PROBLEM DETAILS => Only lines with the string "возможную" are wanted. Pull them out of the data.

EXERCISE INPUT =>
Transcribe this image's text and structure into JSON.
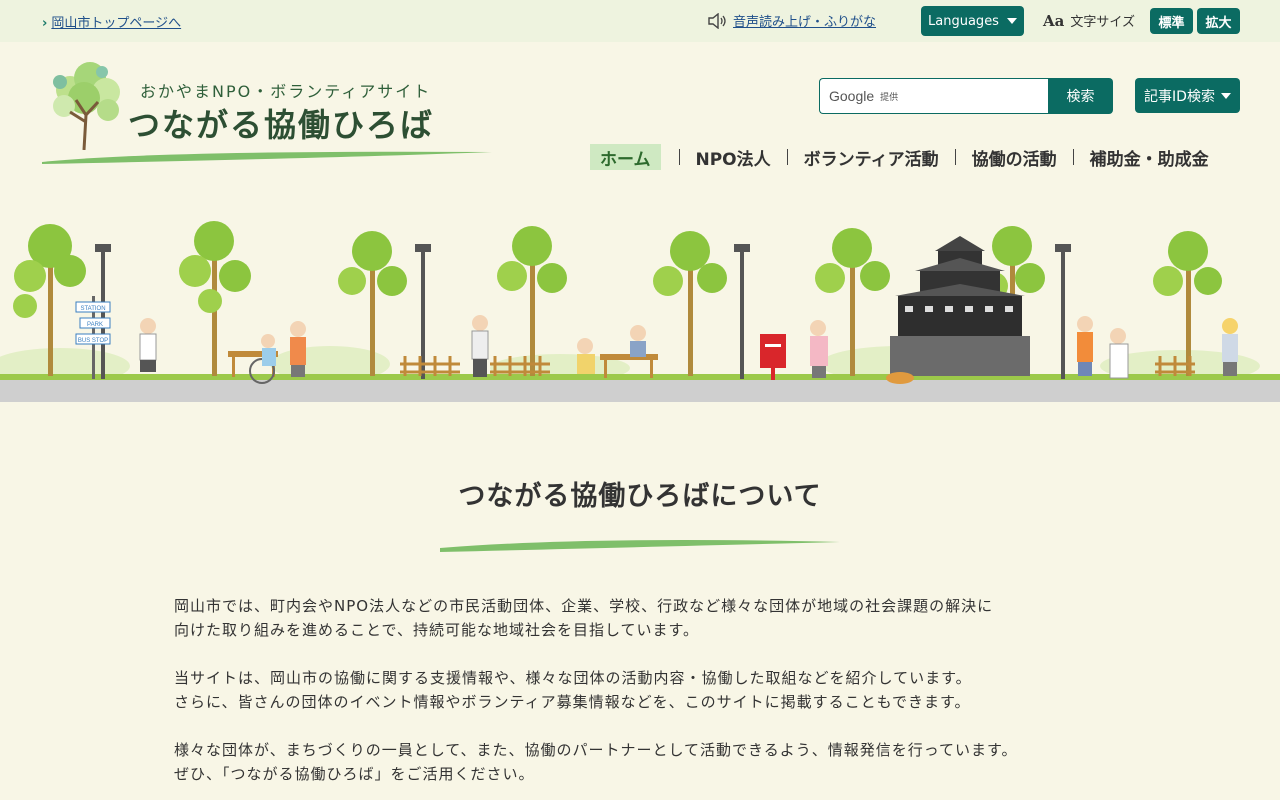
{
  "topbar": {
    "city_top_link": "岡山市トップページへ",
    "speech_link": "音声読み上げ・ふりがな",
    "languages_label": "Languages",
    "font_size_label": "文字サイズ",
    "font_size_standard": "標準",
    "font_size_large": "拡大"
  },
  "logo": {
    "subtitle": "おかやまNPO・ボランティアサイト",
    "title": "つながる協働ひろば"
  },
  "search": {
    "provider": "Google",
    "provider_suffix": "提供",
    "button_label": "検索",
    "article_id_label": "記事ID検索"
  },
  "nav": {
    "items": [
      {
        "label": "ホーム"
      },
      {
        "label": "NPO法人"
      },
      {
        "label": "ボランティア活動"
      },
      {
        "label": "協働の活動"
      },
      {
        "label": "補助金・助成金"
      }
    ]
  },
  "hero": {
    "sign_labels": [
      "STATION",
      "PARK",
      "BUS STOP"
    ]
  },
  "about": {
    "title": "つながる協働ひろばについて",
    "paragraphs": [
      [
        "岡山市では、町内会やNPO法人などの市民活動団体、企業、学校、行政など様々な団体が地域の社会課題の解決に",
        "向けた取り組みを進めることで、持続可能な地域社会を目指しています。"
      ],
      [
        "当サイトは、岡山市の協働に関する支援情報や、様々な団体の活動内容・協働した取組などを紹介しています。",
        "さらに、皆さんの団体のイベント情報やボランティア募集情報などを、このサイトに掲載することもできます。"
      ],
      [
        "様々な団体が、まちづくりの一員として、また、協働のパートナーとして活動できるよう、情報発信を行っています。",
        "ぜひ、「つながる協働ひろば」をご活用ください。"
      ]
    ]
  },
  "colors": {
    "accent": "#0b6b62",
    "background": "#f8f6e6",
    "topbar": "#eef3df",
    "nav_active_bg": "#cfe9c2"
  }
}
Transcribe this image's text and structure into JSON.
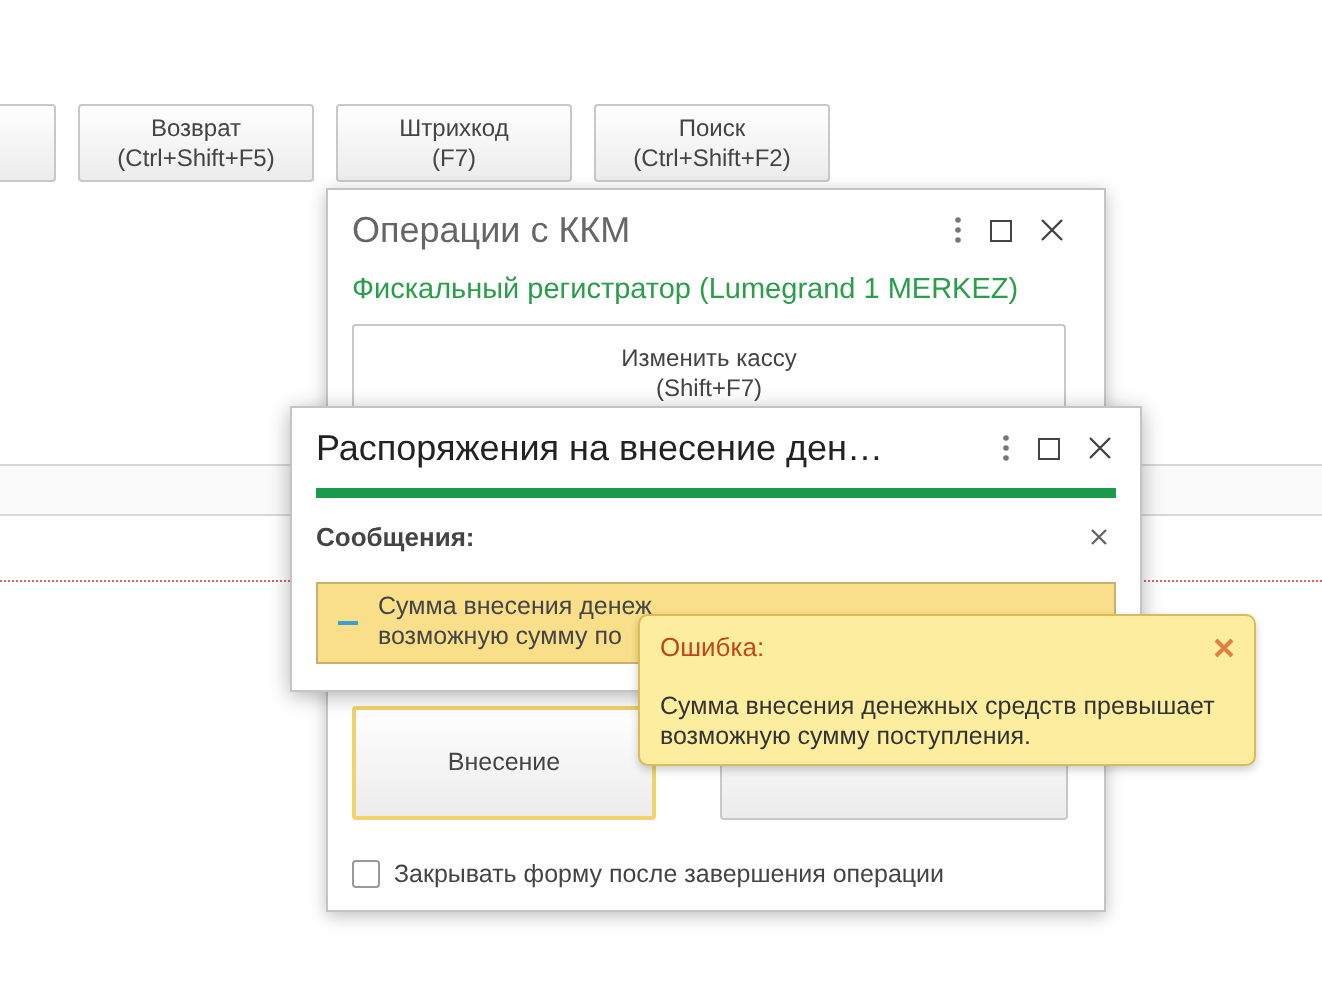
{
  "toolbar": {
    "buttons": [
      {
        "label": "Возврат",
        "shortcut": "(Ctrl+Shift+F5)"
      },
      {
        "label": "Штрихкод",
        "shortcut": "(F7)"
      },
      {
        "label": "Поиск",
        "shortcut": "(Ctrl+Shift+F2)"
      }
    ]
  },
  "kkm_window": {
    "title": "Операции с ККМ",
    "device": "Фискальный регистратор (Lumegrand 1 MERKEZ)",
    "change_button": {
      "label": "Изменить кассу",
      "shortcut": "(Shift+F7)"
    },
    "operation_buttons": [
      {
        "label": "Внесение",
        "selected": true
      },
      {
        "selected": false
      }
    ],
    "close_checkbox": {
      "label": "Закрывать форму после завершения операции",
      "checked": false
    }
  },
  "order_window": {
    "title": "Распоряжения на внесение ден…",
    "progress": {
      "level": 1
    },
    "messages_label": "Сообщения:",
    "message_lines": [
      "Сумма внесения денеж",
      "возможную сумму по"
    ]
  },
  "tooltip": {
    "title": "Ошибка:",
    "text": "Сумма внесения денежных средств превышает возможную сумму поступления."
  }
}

ANSWER BOX =>
      "возможную сумму по"
    "text": "Сумма внесения денежных средств превышает возможную сумму поступления."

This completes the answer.